Ty Floyd

Rockmart senior and LSU commit Ty Floyd threw a one-hitter in a 3-0 win over Cedartown on Saturday in Rockmart.

With high school sports entering a period of uncertainty, and two longtime rivals got to battle it out one last time on the baseball field.

Ty Floyd threw a complete game shutout Saturday to lead Rockmart to a 3-0 win over Polk County rival Cedartown in what many hope won’t be the last high school baseball game played in Northwest Georgia this season.

Floyd, a senior commit to LSU, struck out 13 and allowed only one hit in the seven innings of work for the Yellow Jackets.

Rockmart head coach Kenny Yanzetich said his squad did well against Cedartown in what might potentially be the last game of the season for the Jackets, especially Floyd.

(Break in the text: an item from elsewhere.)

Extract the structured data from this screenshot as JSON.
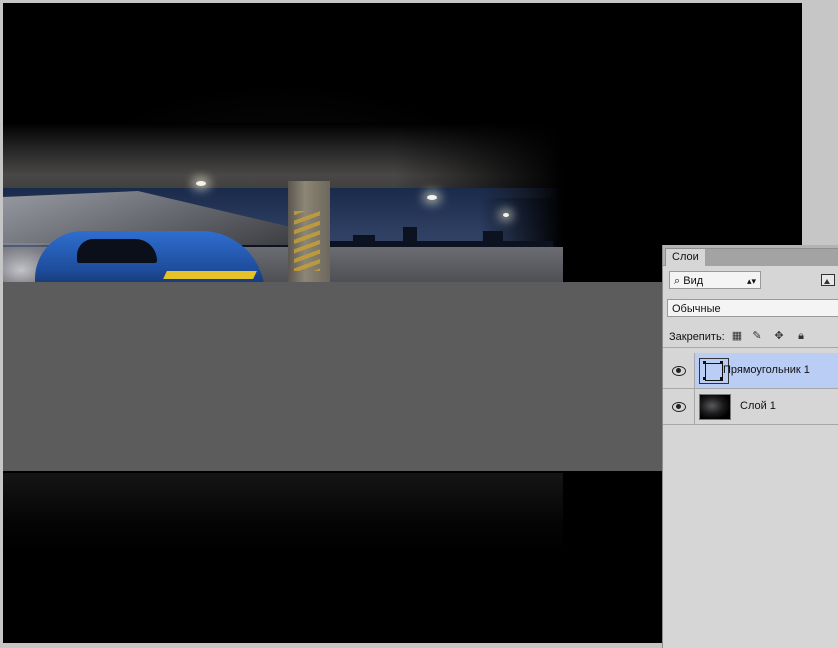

“Ty Floyd was in control all game long and we got good hits when we needed them,” Yanzetich said. “Our catcher Sam Willbanks did a heck of a job back there blocking sliders and catching changeups. It’s tough when there are guys throwing 94s and 95s, so he did an excellent job.”

A bright spot for Cedartown was a double by Easton Oxenrider on the first pitch of the game.

Cade Dingler took the loss for the Bulldogs, going three innings and allowing one hit and one run while striking out one. Teammate Corben Cuzzort tossed three innings and struck out three.

CJ Culver, Reek Couch, Evan Ratcliff and Brayden Cole each had a hit for Rockmart, with Culver, Couch and Cole picking up an RBI apiece.

Rockmart secured the lead after both teams went scoreless through the first two innings in an early-going pitchers’ duel, but then Rockmart took command with a run in the bottom of the third and another in both the fifth and sixth innings.

The game came on the eve of the start of a two week suspension of all Polk School District athletic activities, which is in line with all other neighboring school systems, including Rome City and Floyd County.

“I have a coaches meeting next week to see how we will finish region play, depending on when we come back. We’re all hopeful that we will just be on a two week hiatus and will get a chance to finish our season,” Yanzetich said. “As a team, we are not allowed to do anything over the next two weeks, but the players can work all they want on their own. They know what they need to do to stay in shape and be ready to play when we come back.”

The move comes as several events have been postponed or canceled in the wake of the spread of the COVID-19 virus. Polk County schools are scheduled to be closed through March 27 with students participating in the district’s distance learning program during that time.

Recommended for you